Northern Rhone wines are the most sought out wines by collectors around the globe, especially the wines from Côte Rôtie and Hermitage. Syrahs are grown around the world, but the Syrah’s from Northern Rhone are the most distinct with violet, black pepper, olives, and bacon. The complexity, the acidity and tannins make them extremely age worthy.
Vidal-Fleury was founded in 1781 and is the oldest continuously operating wine producer in the Rhône Valley. There is a long-standing US connection that started with Thomas Jefferson who dined there in 1787. The domain is now owned by the renowned wine producer Guigal. This wine is 95% Syrah with 5% Viognier sourced from two of the most highly sought after parcels in the entire Rhone region. The nose has hints of black fruit, cocoa, tobacco and spice. On the palate there is a pure expression of fruit with blackberries, black cherries, and currant. There is also hints of tobacco, black pepper and olives. There is a wonderful balance between the acidity and tannins that will allow the wine to age. The wine is rich, intense and complex and exemplifies everything I love about Northern Rhone wines. The wine would pair beautifully with lamb chops, steaks, stews and rich sauces.
I hope you enjoyed your travels through France in your wine glass with your sweetheart this Valentine’s Day. Please join me and my fellow French Winophiles for a Twitter chat this Saturday(Feb 17th) at 11am EST #winophiles.
THE FRENCH WINOPHILES
February was all about wine and love for the French Winophiles. For more stories check out their links below.
Camillia at Culinary Adventures with Camilla shares “L’Amour dans une Bouteille ou Quatre”
Susannah Gold from Avvinare tells us about “Love in the Rhone Valley”
L.M. Archer at binNotes shares “The Hedonistic Taster | № 36 | #Winophiles + Love: L’Amour du Patrimoine”
Jeff at Food, Wine, Click! gives us “French Wines for ‘His’ and ‘Hers’ Valentines”
Jill from L’Occasion takes us on a sensory route “Tasting Romance: French Wine and the Senses”
Michelle of Rocking Red Blog helps us “Celebrate La Saint-Valentin with French Wine”
David of Cooking Chat dishes up “French Wine Picks and Pairings for Valentine’s Day” and “Beef Stew with Root Vegetables and Côte-Rôtie Wine”
Lauren from The Swirling Dervish shares “How Do I Love Thee? Let Me Count the Wines”
Liz from What’s in that Bottle pairs “Celebrate Galentine’s Day with French Wines & Fondue”
Gwen at Wine Predator shares “Sweethearts: French Wines and Pizza”
Wendy at A Day in the Life on the Farm shows us how to “Spice up your Love Life with Shrimp Etouffee”
Nicole from Somm’s Table shares “Cooking to the Wine: Domaine Chardigny Saint-Amour with Roasted Salmon and a little Romance”
Martin from ENOFYLZ Wine Blog tells us about “Celebrating L’Amour Du Vin With French Wine At The Table”
Rupal of Journeys of a Syrah Queen swirls up “Valentine’s Day Romance with French Wines”
Jane at Always Ravenous asks “Why Does French Food and Wine Taste So Good?

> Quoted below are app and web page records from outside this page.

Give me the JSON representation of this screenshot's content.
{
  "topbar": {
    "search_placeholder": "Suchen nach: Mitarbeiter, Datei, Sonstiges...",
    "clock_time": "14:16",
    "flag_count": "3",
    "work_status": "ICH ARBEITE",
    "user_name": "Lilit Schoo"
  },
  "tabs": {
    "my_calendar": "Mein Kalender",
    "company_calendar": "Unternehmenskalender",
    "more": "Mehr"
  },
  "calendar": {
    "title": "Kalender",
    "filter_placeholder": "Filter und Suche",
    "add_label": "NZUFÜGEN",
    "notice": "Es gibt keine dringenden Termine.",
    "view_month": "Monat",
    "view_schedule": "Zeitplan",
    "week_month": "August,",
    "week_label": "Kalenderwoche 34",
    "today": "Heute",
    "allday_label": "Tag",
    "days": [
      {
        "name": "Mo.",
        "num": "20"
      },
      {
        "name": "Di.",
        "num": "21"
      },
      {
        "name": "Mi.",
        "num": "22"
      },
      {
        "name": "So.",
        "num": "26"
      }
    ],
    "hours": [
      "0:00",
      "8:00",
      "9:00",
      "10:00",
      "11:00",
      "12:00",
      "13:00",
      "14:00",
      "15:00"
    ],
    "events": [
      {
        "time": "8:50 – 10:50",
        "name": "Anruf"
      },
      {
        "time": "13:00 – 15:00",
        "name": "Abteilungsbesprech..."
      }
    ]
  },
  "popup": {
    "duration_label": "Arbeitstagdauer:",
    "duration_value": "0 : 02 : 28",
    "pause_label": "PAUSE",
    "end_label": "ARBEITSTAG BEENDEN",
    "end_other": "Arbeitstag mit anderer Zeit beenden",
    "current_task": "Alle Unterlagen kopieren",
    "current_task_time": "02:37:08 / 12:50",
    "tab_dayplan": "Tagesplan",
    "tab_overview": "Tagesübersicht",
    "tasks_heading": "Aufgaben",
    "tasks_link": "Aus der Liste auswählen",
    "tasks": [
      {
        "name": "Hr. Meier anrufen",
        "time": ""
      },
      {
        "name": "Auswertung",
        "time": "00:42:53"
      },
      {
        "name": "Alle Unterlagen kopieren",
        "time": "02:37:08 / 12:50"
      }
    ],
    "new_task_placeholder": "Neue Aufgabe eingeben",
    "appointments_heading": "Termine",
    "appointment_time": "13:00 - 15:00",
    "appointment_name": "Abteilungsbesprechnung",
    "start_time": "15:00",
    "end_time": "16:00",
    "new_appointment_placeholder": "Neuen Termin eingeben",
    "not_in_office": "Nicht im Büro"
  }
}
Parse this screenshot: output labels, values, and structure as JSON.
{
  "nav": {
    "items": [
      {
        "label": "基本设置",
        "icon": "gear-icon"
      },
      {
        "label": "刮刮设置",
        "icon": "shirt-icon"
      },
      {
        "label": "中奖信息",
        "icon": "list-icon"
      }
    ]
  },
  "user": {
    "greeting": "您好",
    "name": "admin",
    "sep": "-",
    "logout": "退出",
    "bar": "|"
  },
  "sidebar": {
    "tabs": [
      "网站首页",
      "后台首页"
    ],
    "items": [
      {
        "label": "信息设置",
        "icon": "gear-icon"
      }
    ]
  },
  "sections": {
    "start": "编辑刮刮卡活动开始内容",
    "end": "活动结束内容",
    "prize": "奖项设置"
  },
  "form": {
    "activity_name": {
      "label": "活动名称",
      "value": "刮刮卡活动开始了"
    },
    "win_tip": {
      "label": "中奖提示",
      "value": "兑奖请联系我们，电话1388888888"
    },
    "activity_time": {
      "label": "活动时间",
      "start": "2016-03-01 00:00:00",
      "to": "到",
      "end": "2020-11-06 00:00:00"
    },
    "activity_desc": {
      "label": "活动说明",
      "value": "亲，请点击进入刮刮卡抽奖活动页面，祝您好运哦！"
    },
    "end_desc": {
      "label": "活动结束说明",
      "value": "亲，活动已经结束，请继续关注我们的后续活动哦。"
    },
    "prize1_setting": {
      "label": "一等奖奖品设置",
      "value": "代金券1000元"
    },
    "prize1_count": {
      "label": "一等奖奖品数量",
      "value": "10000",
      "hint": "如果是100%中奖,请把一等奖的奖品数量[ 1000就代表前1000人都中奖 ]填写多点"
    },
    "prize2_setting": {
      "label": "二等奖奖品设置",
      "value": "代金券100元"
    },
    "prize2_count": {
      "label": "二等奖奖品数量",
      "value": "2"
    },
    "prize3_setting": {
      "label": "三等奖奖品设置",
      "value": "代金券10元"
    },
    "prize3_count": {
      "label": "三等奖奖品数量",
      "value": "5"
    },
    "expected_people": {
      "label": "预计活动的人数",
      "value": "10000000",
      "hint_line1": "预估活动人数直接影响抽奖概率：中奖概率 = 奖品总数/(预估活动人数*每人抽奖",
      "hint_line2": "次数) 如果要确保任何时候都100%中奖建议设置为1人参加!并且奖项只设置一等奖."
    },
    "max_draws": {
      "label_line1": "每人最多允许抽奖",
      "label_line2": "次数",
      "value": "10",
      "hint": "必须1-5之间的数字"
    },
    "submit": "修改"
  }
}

Love!”
And our February host Lynn at Savor the Harvest, shares “L’Amour du vin”